The CBI report should not be dismissed, and it is unfortunate that these views were not expressed earlier in the renewable consultation process. Ever since the government signed up to the EU 20% renewables by 2020 target Britain has risked compromising its security for sustainability, although somewhat fortuitously for the government the recession has deferred and destroyed demand on a scale sufficient to all but eliminate the supply risk caused by the closure of opted-out LCPD plant in 2015.

Based on the government’s own forecasts, coal’s generation share will fall from 32% to 22%, gas from 45% to 29% and nuclear from 13% to 8% by 2020 in order to accommodate a five-fold increase in renewables. With most of the new renewable capacity to be wind, this means that the share of guaranteed baseload plant will fall from 90% today to 60% in 2020 and the share of ‘clean’ baseload (ie nuclear) will almost halve. This does not inspire supply security confidence.

There is also a heavy cost associated with the government’s five-fold renewables increase, estimated at £100 billion or almost £10 bn per annum until 2020. But, according to the CBI, this investment would provide a higher share of low-carbon energy if the renewables target was scaled back to 25% and the regulatory frameworks for nuclear and carbon capture and storage were in place. Under the CBI approach Britain could derive 83% of its electricity from low carbon sources by 2020 compared to just 64% under the government’s renewable-driven approach. As such, not only would a more diverse supply market be more secure it would also be more sustainable at no additional cost.

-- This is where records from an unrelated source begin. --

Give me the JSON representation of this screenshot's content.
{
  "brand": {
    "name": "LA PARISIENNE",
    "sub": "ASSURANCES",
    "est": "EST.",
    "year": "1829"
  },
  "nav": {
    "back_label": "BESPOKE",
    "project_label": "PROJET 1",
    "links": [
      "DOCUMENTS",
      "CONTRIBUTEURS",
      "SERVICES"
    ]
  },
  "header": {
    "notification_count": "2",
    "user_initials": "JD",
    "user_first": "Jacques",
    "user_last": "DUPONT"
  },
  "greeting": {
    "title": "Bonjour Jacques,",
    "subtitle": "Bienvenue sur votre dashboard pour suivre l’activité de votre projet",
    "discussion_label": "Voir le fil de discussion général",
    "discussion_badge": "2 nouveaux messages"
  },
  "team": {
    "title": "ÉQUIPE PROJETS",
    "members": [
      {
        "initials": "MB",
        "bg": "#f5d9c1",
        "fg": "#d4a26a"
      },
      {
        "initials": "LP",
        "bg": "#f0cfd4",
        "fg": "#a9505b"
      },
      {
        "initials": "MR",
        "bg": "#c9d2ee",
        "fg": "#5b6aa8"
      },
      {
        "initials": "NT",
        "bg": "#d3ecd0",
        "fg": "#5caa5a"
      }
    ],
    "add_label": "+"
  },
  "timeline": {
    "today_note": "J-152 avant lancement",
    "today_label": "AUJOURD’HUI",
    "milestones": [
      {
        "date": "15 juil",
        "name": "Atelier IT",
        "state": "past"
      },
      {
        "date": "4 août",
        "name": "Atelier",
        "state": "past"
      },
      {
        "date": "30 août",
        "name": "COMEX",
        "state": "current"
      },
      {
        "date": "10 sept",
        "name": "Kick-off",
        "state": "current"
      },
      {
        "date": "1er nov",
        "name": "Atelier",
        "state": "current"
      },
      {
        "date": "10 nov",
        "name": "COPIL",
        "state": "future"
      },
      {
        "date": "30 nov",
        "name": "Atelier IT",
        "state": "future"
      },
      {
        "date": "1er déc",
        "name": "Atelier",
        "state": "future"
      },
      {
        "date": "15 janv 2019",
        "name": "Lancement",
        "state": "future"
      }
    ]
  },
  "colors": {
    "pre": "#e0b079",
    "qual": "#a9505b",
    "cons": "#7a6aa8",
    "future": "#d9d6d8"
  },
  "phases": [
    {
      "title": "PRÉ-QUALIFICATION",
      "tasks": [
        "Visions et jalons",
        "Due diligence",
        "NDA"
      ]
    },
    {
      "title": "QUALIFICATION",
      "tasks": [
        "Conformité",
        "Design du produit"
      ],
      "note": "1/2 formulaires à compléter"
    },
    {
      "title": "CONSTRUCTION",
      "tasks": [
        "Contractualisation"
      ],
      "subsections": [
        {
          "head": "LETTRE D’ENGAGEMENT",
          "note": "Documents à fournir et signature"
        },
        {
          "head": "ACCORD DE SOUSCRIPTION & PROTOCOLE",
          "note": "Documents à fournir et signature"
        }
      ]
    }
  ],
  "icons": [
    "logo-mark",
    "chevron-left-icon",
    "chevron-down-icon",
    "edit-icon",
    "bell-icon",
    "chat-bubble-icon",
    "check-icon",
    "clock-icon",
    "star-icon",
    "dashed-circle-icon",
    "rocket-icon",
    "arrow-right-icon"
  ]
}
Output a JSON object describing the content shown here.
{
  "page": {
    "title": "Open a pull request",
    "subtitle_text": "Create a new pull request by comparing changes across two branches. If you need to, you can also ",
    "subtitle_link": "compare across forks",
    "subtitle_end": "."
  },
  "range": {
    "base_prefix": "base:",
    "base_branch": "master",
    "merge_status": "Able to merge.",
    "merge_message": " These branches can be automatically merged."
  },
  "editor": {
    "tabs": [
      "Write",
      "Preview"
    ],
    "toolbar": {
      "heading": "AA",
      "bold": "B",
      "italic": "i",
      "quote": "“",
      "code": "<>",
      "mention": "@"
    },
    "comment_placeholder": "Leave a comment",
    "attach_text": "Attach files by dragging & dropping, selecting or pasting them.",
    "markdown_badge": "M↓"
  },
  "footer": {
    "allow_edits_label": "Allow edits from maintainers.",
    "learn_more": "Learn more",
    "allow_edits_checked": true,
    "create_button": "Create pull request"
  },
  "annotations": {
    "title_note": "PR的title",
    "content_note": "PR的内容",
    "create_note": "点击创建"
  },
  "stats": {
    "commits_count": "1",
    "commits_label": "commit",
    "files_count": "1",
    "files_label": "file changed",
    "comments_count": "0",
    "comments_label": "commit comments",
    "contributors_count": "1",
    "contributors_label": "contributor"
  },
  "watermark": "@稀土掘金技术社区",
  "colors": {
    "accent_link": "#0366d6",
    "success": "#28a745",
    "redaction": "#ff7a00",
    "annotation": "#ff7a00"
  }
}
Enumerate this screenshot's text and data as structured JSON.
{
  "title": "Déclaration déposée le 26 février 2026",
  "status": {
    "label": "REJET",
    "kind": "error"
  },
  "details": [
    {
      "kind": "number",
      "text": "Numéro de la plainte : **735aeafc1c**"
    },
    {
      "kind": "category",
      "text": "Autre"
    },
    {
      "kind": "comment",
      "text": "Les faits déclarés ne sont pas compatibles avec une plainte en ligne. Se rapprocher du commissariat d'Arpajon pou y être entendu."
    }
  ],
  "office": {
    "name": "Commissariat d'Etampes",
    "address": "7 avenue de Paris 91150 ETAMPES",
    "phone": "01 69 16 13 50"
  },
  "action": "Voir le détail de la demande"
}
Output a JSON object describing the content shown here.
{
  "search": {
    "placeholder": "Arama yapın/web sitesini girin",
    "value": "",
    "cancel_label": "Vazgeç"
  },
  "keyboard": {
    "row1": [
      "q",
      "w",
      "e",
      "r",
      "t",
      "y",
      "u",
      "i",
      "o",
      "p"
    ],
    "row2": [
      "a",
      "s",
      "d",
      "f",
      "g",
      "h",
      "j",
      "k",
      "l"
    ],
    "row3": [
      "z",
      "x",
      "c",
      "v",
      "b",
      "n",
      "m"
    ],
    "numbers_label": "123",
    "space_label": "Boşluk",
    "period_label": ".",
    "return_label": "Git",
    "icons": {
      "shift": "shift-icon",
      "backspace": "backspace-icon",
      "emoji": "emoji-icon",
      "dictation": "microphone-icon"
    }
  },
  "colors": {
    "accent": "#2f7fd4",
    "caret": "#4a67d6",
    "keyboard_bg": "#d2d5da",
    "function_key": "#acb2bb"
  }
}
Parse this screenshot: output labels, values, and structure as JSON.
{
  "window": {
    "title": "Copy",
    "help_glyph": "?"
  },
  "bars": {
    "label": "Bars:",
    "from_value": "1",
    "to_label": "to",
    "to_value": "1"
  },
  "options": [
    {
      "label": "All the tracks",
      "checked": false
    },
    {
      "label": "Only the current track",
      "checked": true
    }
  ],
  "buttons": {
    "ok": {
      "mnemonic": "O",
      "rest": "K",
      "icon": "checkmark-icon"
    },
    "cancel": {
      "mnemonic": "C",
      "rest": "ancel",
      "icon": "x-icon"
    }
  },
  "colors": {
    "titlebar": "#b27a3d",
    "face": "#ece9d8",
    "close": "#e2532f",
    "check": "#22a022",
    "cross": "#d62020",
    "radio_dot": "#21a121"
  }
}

Undeterred by the criticism, this particularly thick-skinned government announced European Investment Bank funding for small to medium sized onshore wind projects, which it said proved the intent in its low carbon plans, and it rejected fresh criticism from a loose business coalition, including the British Chambers of Commerce, that there were insufficient green investment incentives, pointing out that a more ‘robust’ carbon price will evolve in the third phase of the EU ETS.

The problem the government faces is that it is seemingly unable to convince risk-averse investors that its low carbon plan will provide sustainable returns. And without this necessary confidence it will likely struggle to develop the necessary energy infrastructure within the required timeframe.

Another problem faced, but that has yet to be adequately addressed, is the assertion that the government has created a non-level energy investment playing field that is too renewable/wind-centric. EDF Energy has called for financial support, ie subsidies, for its nuclear build programme, while the market also awaits the funding proposals for CCS, expected in the autumn.

Most, if not all, of the investment concerns could be alleviated with a low-carbon obligation to run alongside the Renewables Obligation or a feed-in tariff for nuclear and CCS-fitted fossil fuel plant. Such an obligation or tariff would provide some of the economic certainty that is missing from the government’s low carbon planning. If secured, the investment in Britain’s new low carbon energy infrastructure could provide the country with £10.5 bn of incremental economic benefit, according to the Ernst & Young study.

But there appears to be a gulf between the necessary medium-term investment and the promised economic benefits. And when business returns from its annual summer break the government has to fully address these investment concerns or risk Britain’s missing out on the full economic benefits of its carefully planned, but largely aspirational, low carbon future.